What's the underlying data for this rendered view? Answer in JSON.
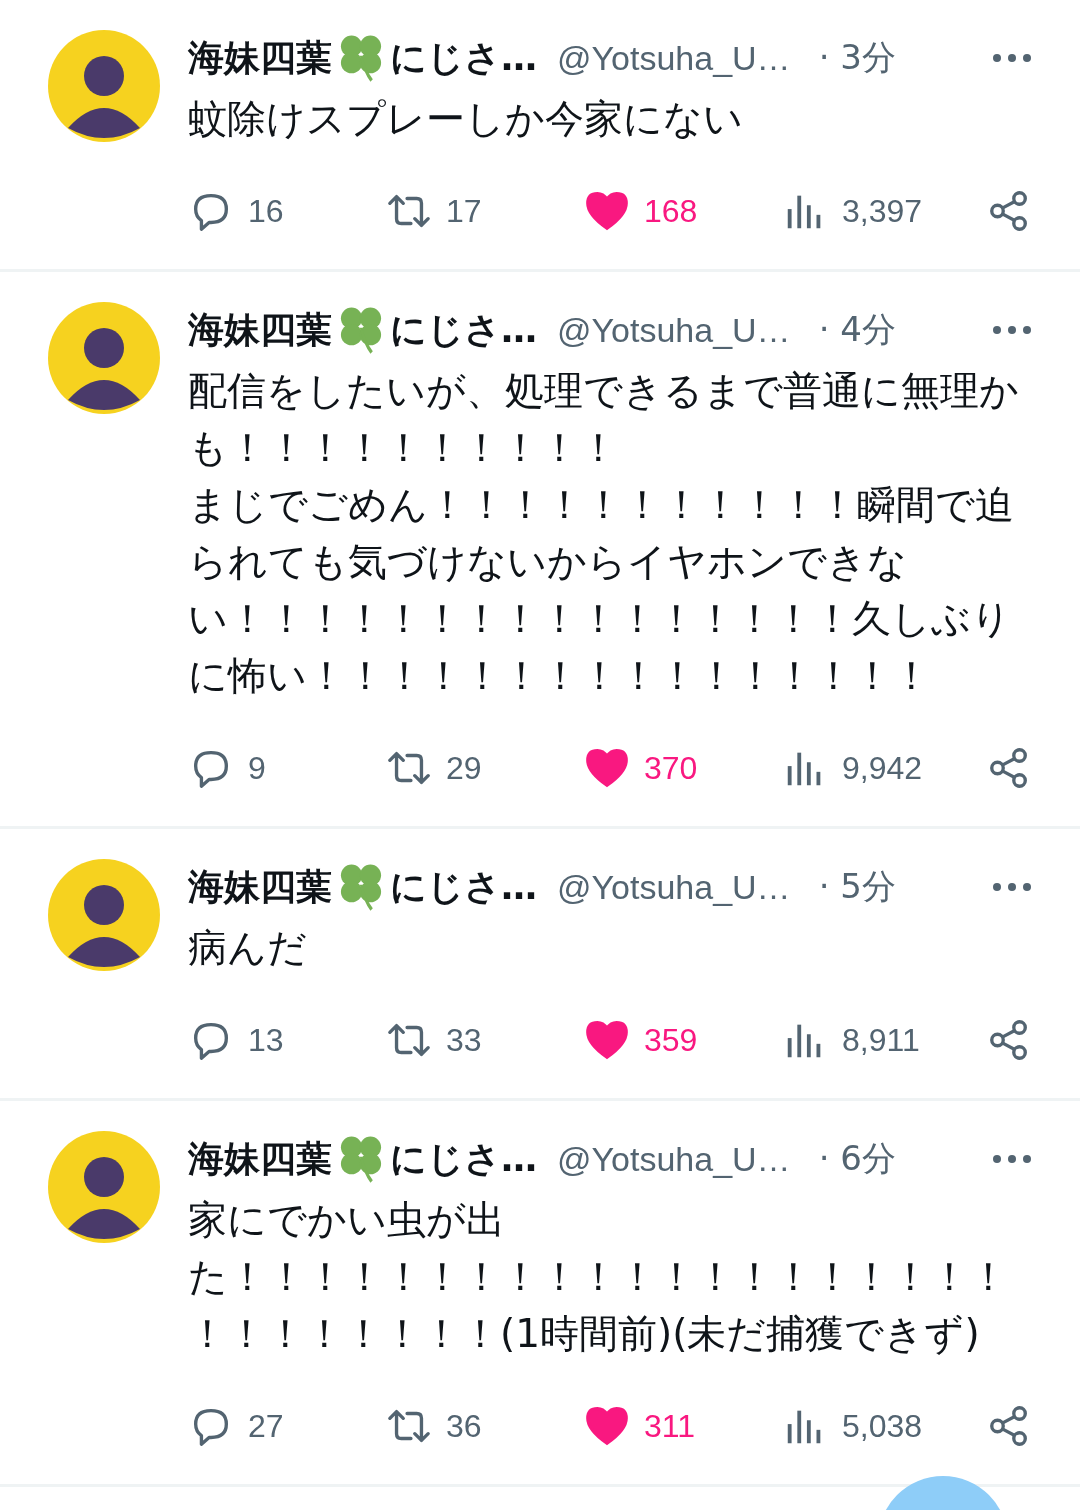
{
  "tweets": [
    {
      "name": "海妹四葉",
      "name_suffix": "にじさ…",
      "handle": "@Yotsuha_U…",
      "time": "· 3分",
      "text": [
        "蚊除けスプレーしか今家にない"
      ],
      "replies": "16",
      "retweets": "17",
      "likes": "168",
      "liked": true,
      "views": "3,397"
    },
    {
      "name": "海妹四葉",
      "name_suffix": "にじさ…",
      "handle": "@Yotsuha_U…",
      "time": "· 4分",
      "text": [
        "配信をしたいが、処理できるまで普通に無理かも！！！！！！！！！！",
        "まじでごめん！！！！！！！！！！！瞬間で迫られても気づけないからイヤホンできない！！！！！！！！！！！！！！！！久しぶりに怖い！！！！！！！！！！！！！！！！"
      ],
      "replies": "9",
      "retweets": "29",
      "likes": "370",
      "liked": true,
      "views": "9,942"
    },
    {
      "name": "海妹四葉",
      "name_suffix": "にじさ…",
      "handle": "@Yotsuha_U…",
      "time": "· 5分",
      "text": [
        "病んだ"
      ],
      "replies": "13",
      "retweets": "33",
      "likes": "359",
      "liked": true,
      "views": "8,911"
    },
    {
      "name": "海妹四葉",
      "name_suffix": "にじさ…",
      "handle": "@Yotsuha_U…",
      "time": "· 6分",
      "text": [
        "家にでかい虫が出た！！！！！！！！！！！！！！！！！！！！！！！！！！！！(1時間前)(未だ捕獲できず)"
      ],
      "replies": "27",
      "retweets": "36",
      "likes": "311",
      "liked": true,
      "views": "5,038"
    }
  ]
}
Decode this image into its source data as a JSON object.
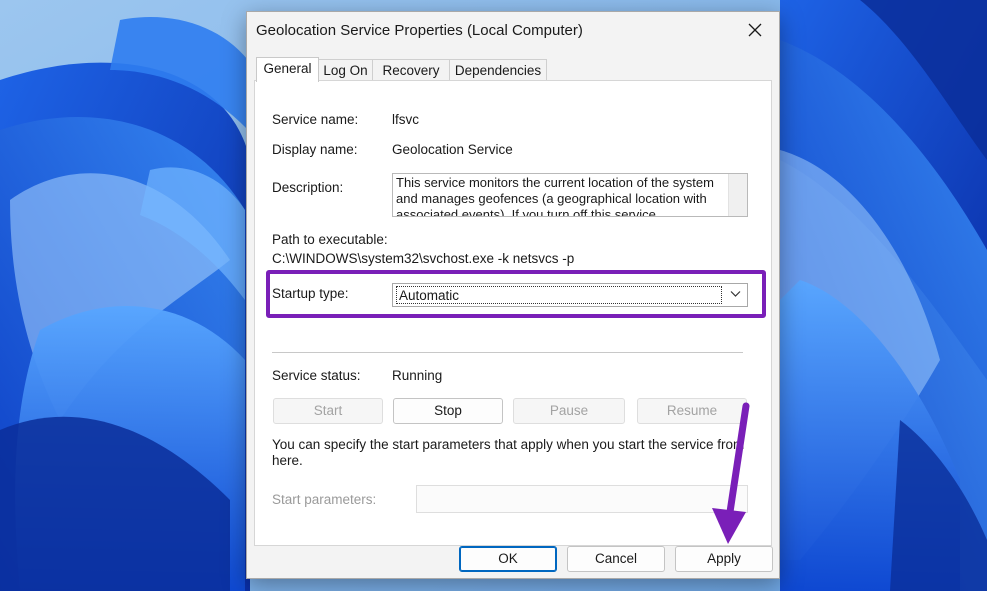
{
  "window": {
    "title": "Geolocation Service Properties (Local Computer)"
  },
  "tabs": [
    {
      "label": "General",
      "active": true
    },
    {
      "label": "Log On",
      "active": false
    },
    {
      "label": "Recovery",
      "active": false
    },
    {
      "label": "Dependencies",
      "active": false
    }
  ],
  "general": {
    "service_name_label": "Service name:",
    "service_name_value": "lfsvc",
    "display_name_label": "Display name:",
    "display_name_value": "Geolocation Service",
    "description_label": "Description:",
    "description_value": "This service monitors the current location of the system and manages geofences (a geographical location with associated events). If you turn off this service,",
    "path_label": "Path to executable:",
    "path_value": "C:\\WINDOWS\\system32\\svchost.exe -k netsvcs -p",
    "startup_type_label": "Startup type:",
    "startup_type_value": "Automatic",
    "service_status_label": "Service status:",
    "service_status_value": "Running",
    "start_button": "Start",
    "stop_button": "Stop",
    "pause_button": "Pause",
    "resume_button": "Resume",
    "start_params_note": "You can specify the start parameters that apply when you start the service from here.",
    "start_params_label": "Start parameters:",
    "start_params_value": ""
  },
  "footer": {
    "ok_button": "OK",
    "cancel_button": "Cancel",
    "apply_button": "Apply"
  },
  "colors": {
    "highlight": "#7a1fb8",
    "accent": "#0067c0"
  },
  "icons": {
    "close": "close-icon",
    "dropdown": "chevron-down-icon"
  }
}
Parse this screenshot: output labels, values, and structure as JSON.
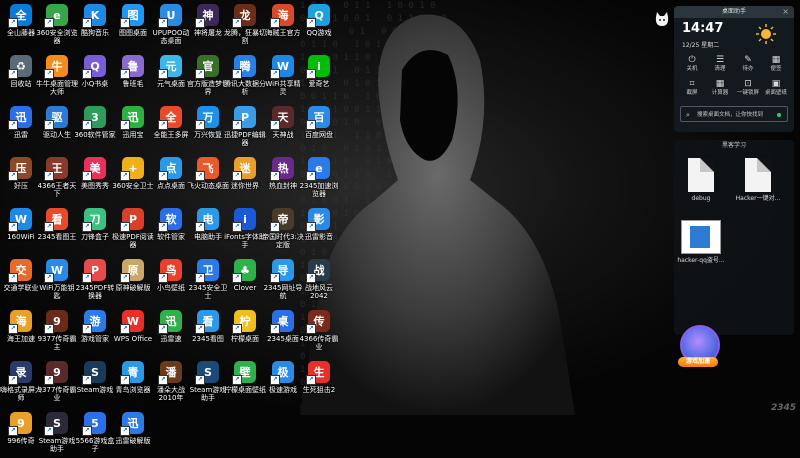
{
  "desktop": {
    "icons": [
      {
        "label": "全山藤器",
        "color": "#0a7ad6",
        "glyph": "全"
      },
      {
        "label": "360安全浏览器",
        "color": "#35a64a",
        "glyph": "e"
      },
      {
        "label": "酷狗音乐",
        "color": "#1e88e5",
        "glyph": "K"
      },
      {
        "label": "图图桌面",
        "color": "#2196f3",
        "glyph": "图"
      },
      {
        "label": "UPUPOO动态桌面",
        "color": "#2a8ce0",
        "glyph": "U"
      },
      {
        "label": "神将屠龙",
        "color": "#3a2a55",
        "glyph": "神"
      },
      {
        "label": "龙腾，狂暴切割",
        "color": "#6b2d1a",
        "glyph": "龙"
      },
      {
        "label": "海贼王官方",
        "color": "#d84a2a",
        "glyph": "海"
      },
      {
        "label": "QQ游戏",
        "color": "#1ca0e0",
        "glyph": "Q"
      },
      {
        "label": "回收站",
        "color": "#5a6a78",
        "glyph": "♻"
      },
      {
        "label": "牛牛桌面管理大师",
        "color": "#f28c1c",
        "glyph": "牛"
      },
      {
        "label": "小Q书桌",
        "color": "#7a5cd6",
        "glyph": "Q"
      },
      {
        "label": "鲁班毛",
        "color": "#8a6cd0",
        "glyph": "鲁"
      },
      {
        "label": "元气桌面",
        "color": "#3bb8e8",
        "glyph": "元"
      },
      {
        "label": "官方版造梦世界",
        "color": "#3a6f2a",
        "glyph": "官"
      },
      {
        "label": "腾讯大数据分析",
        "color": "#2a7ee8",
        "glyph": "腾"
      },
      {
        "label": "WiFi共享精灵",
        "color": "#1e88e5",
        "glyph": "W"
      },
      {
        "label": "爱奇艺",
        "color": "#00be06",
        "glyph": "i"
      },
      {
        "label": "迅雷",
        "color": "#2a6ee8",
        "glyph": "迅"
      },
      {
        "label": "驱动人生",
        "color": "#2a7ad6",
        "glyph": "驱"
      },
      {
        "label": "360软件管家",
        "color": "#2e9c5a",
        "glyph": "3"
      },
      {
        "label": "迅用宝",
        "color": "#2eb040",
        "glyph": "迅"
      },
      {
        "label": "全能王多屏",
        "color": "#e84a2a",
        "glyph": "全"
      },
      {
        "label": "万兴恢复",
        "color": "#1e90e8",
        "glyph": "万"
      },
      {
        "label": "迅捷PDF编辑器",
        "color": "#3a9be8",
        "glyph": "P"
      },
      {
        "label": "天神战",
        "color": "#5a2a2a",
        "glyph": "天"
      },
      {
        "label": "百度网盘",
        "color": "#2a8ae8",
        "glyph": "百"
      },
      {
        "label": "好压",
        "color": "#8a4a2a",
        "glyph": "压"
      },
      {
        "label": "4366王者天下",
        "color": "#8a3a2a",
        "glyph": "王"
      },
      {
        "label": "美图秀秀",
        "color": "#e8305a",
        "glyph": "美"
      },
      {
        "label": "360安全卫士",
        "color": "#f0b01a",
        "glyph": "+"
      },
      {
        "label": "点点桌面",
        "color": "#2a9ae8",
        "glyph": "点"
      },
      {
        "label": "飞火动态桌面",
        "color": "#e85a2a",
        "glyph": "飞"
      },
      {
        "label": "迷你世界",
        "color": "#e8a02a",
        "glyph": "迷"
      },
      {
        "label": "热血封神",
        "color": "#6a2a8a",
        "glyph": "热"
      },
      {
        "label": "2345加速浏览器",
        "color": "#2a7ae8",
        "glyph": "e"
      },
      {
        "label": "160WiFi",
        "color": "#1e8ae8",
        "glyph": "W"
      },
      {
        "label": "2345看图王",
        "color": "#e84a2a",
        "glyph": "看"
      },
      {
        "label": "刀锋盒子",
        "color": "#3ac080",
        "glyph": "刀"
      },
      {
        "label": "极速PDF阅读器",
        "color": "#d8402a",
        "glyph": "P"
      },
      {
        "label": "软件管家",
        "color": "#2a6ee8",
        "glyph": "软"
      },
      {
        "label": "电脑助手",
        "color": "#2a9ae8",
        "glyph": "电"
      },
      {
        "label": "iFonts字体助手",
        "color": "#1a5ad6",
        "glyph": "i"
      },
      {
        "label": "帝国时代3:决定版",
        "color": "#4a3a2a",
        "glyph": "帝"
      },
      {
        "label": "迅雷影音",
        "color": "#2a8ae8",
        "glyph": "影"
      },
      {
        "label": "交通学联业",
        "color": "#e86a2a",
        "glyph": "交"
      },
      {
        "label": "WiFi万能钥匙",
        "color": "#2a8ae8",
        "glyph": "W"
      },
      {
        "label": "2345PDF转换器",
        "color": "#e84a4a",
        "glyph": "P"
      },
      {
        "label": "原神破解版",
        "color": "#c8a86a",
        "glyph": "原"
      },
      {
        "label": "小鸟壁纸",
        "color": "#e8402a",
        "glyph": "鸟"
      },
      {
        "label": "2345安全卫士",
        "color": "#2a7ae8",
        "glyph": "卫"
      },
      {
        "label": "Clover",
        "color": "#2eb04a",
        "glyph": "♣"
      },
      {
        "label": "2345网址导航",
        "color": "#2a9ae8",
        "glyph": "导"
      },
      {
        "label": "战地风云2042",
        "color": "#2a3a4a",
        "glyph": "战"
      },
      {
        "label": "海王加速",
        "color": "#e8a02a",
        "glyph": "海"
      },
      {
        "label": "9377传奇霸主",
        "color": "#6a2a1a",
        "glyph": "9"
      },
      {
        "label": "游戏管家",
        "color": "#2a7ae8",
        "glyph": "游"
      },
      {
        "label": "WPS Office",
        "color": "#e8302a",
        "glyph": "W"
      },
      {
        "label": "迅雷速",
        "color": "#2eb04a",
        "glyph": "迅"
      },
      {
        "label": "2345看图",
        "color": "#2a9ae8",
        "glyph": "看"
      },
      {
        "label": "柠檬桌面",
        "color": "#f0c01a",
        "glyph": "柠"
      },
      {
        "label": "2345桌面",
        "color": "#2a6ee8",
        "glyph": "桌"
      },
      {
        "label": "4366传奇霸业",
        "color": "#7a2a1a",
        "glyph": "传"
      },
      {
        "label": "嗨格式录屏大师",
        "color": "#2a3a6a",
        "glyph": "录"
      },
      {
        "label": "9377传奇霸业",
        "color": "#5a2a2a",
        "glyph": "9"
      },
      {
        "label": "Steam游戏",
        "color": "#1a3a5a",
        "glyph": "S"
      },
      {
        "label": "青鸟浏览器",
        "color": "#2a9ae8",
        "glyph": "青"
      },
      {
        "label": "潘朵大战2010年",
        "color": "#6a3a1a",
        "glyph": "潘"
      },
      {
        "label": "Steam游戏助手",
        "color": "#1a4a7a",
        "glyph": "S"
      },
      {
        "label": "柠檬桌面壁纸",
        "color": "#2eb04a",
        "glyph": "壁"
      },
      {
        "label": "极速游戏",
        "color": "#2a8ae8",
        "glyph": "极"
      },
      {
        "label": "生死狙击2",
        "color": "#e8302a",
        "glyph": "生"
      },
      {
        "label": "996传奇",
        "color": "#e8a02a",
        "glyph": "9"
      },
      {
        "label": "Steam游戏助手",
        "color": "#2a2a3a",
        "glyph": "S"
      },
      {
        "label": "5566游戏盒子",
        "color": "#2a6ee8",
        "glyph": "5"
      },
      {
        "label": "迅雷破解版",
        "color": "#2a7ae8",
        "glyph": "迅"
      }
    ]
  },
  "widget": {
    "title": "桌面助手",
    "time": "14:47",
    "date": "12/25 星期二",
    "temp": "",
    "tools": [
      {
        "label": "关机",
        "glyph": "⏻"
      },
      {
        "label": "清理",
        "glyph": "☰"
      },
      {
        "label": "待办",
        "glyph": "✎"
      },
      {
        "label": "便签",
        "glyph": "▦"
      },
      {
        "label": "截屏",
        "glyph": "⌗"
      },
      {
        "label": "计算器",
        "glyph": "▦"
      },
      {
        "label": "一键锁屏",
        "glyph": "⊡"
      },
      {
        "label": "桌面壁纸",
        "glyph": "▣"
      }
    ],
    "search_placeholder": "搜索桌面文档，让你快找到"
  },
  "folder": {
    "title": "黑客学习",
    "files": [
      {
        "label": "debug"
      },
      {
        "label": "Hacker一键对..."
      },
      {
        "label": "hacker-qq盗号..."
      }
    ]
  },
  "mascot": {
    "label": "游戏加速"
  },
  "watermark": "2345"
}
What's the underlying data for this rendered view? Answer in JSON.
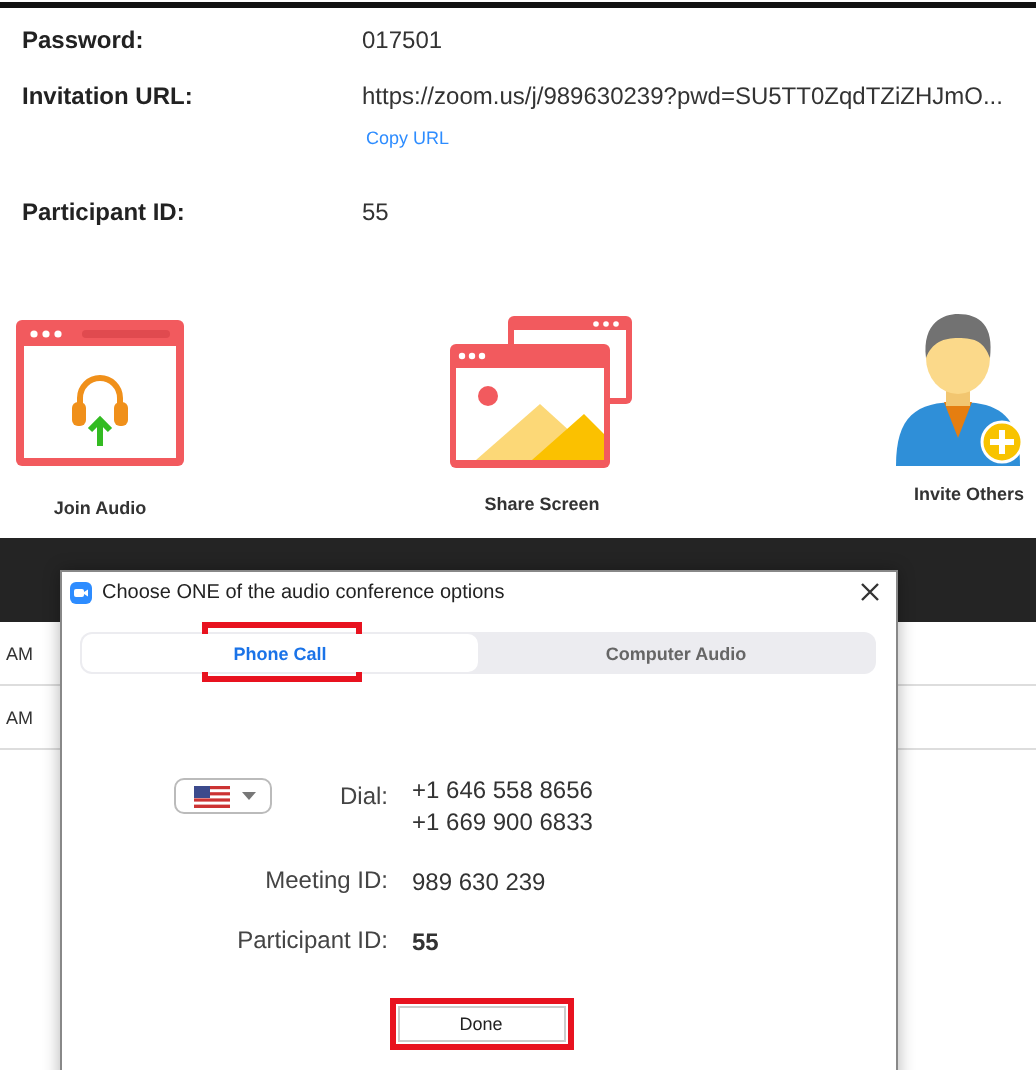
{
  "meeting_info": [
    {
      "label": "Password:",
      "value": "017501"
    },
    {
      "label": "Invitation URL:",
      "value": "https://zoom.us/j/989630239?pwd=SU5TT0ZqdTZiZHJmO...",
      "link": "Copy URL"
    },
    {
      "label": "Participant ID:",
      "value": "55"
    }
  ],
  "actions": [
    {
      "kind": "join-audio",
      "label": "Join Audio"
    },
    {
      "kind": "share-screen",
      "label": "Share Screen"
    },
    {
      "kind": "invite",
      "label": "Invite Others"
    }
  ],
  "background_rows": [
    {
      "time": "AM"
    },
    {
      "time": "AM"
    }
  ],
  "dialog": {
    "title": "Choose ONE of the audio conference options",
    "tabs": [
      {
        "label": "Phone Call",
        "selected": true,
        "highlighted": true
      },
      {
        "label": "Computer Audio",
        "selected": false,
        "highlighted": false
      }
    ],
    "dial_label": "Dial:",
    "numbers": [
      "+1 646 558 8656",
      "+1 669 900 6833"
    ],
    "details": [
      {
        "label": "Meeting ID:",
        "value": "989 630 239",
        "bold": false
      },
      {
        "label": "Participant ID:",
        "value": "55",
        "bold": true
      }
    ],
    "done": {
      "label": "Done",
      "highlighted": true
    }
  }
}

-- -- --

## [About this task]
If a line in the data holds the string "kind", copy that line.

## [Answer area]
      "kind": "join-audio",
      "kind": "share-screen",
      "kind": "invite",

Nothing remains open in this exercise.